Chaucer’s descriptions from “The Monk’s Tale” which best illustrates Fortune as unreliable is “And when men trust in her she then will fail / And cover her bright  face as with a cloud.”

The monk’s tale fits the category of parable because it tells the results of different people’s good and bad behavior.

The Monk tale is a series of tragedies which represents the news that the wealth and position is just an illusion. He refers through the example of many falling from high to low ends, such as the example of Lucifer falling from heaven. Through such example and stories, he continues to show the people who have fallen from grace.

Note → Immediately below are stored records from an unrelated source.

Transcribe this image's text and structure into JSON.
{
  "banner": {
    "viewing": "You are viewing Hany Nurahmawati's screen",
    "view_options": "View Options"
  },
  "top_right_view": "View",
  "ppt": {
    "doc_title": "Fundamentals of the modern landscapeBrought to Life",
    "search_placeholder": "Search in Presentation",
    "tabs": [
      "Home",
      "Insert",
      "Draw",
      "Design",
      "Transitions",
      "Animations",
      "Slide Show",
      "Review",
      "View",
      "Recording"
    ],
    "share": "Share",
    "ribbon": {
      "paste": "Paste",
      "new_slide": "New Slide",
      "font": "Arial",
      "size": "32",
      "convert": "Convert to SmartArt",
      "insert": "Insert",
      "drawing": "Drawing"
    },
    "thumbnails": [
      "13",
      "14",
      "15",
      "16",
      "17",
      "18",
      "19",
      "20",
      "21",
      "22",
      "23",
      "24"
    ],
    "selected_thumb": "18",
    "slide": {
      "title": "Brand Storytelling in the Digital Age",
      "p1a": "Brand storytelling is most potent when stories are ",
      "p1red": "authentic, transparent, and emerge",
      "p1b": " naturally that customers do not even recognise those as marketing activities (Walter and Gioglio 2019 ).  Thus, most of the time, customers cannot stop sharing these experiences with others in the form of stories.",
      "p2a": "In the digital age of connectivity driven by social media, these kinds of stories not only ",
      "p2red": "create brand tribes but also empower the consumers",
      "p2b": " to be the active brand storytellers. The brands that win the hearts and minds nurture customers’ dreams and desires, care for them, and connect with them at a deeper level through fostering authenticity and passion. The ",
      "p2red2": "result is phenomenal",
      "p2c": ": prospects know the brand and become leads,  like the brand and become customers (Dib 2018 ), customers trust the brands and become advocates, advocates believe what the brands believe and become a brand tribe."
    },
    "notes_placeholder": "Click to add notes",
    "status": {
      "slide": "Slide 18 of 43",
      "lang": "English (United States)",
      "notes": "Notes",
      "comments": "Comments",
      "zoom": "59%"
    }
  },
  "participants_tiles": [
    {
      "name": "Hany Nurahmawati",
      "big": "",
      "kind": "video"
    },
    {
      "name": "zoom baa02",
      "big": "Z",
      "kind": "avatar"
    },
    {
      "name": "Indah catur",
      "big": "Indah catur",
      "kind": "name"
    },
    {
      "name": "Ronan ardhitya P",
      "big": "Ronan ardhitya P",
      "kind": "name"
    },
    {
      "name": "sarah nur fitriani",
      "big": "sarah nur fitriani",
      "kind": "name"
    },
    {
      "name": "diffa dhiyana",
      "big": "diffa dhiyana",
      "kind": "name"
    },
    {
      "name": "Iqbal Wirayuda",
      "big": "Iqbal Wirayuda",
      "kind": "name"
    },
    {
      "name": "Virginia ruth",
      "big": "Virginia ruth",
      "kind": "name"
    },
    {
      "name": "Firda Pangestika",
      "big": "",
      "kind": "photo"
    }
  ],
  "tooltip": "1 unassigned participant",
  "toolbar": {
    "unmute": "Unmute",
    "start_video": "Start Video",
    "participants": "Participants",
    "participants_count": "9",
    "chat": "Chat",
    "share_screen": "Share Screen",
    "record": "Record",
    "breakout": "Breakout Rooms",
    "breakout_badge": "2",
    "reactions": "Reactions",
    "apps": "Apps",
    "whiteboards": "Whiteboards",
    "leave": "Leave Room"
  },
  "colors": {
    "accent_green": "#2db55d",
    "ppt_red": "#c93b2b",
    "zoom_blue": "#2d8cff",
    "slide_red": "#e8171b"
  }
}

Model of tragedies which Monk offers is a Boethian one that is which is a reminder of the versatility of the life itself, to bring on top to those who are crashing down on the grounds and that the tendency of the feminine, whimsical fortune to spin her wheels. Hence, it is a simple narrative and Boethian reminder that high status often ends inadequately.